Brief »
Report all lines in the records that hold the string "returned".

Materials provided »
+++++

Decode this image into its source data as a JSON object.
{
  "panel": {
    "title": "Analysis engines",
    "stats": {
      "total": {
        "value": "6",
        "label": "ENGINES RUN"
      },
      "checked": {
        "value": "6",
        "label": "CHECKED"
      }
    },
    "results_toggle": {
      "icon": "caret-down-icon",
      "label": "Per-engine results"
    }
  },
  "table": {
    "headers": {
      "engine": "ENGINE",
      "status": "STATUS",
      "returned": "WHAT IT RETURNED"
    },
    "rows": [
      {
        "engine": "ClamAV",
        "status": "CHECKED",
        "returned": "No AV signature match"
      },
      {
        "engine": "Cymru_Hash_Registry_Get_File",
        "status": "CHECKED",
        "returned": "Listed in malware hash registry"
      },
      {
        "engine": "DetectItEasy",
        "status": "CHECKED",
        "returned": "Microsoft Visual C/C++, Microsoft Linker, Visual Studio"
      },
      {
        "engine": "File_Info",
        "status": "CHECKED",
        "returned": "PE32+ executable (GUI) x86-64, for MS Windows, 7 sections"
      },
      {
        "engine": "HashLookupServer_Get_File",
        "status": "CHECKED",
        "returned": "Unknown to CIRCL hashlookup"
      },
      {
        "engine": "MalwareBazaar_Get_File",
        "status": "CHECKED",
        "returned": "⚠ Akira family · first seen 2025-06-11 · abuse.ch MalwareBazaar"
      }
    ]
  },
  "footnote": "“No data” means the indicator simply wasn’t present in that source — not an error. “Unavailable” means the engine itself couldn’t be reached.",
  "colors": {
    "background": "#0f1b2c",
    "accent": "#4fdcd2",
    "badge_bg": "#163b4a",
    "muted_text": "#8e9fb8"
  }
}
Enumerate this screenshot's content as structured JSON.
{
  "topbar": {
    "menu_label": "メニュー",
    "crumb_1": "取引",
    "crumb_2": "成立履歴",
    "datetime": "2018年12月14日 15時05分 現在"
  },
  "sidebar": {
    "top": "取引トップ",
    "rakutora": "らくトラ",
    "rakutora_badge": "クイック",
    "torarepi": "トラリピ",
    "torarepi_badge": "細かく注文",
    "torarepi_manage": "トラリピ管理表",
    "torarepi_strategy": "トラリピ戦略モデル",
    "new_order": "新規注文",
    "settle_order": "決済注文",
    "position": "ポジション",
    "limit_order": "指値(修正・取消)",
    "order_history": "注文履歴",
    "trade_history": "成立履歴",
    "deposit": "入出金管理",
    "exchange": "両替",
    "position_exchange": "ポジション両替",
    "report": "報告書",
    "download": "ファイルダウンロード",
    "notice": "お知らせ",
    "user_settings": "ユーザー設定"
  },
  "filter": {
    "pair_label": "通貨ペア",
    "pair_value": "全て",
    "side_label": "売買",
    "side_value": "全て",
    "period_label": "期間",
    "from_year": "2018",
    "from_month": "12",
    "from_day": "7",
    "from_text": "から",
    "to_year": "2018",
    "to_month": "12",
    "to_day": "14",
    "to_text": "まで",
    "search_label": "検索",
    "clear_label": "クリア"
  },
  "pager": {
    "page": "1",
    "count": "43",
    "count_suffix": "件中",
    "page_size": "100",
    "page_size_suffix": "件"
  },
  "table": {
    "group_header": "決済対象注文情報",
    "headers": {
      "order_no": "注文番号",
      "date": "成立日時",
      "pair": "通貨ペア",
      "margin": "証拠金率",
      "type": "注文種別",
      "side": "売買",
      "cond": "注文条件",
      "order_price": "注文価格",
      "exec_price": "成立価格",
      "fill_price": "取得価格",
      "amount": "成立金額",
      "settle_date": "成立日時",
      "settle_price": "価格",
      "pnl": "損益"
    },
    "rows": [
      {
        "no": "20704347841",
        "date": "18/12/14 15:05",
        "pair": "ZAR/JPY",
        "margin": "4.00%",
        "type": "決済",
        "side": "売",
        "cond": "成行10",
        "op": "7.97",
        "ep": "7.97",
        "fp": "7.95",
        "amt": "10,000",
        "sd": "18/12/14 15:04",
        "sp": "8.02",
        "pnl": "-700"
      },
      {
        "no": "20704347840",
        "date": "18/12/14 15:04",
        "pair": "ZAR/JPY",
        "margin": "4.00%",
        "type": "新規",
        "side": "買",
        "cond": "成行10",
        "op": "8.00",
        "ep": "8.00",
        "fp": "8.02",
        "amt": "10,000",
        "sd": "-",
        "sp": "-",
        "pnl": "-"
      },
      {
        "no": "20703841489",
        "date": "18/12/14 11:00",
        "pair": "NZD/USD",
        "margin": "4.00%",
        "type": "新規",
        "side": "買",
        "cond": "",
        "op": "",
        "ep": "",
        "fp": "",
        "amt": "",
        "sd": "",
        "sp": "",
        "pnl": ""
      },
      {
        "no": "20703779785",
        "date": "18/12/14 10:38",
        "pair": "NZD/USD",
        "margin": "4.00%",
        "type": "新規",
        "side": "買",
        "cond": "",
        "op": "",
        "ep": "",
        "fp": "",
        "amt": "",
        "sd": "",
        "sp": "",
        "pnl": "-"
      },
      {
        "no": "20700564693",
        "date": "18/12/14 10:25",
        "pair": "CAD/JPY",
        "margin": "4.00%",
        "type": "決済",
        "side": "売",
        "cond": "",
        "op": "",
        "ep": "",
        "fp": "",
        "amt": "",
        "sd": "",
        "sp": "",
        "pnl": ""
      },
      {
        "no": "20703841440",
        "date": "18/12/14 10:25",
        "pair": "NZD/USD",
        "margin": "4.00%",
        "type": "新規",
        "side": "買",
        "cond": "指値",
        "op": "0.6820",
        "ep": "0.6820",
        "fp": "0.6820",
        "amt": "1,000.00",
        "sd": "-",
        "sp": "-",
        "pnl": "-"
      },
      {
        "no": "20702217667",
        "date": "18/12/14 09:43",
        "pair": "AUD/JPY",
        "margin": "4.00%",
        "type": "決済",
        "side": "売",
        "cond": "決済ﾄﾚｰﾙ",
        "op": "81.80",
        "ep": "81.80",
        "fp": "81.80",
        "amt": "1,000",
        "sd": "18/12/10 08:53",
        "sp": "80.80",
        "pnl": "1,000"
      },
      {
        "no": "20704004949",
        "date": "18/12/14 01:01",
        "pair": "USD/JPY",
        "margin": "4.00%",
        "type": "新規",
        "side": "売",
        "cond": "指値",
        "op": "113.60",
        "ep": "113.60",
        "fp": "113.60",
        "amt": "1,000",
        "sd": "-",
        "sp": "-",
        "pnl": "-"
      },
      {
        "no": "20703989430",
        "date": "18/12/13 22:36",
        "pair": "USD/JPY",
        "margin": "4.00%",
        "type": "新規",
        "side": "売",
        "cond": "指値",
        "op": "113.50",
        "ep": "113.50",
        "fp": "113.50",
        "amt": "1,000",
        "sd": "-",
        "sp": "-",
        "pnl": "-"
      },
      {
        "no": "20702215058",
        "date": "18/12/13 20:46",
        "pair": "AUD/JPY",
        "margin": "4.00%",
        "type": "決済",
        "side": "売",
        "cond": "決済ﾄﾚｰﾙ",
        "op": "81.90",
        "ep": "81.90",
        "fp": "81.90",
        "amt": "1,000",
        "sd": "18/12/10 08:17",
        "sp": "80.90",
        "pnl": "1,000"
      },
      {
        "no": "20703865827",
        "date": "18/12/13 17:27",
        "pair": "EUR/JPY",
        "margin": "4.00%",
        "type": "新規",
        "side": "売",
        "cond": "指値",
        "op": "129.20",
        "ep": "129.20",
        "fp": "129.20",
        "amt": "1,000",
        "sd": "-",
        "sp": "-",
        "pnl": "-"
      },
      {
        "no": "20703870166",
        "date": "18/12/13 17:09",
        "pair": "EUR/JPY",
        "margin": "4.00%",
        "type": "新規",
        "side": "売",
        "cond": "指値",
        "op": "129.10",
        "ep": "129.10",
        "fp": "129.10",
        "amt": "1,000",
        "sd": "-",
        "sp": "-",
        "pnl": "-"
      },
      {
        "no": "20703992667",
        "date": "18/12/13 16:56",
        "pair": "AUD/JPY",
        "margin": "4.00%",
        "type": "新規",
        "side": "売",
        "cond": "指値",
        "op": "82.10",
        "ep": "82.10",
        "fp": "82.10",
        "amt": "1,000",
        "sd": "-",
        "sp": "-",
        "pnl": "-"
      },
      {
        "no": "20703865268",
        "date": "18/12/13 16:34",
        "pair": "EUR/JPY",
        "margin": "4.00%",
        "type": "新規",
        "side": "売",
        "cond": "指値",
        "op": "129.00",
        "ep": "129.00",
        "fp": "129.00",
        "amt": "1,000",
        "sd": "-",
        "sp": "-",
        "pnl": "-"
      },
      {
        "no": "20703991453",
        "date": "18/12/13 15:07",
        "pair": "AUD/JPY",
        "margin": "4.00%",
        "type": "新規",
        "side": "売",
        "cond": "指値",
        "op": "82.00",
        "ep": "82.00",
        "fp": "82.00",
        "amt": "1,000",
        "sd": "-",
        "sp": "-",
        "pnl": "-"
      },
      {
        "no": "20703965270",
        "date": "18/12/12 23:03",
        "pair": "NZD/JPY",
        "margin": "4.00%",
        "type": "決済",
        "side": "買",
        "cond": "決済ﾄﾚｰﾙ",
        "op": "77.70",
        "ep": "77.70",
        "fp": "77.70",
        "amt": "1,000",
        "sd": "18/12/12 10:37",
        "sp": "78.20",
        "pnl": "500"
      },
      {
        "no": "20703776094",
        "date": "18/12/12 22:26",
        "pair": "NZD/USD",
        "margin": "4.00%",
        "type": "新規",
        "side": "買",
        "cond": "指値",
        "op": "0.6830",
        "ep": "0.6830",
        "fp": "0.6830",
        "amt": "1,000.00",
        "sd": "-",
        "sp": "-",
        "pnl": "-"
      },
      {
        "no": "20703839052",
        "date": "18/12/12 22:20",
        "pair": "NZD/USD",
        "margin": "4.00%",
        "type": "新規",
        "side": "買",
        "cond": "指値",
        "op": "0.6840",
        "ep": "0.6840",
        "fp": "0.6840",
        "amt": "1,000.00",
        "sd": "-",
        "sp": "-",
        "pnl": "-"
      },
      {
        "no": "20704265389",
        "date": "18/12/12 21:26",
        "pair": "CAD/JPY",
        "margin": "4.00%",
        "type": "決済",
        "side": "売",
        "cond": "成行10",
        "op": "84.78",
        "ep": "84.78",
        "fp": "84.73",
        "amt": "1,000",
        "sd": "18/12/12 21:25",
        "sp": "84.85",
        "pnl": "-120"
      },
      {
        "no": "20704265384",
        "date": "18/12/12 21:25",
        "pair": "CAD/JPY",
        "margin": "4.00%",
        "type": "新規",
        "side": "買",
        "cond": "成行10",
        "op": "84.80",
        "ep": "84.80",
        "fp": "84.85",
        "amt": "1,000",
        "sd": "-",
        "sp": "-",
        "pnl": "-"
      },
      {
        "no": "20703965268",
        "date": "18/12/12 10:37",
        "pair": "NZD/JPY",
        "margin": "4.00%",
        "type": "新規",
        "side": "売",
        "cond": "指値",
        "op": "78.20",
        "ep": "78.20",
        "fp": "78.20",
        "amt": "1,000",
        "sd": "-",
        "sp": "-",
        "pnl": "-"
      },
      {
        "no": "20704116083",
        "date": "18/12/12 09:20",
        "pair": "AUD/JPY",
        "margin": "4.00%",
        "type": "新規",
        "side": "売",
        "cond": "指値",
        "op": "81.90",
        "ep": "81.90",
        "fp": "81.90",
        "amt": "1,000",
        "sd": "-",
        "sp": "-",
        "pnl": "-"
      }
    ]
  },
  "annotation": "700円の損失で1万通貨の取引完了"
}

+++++

Response area »
      "returned": "WHAT IT RETURNED"
        "returned": "No AV signature match"
        "returned": "Listed in malware hash registry"
        "returned": "Microsoft Visual C/C++, Microsoft Linker, Visual Studio"
        "returned": "PE32+ executable (GUI) x86-64, for MS Windows, 7 sections"
        "returned": "Unknown to CIRCL hashlookup"
        "returned": "⚠ Akira family · first seen 2025-06-11 · abuse.ch MalwareBazaar"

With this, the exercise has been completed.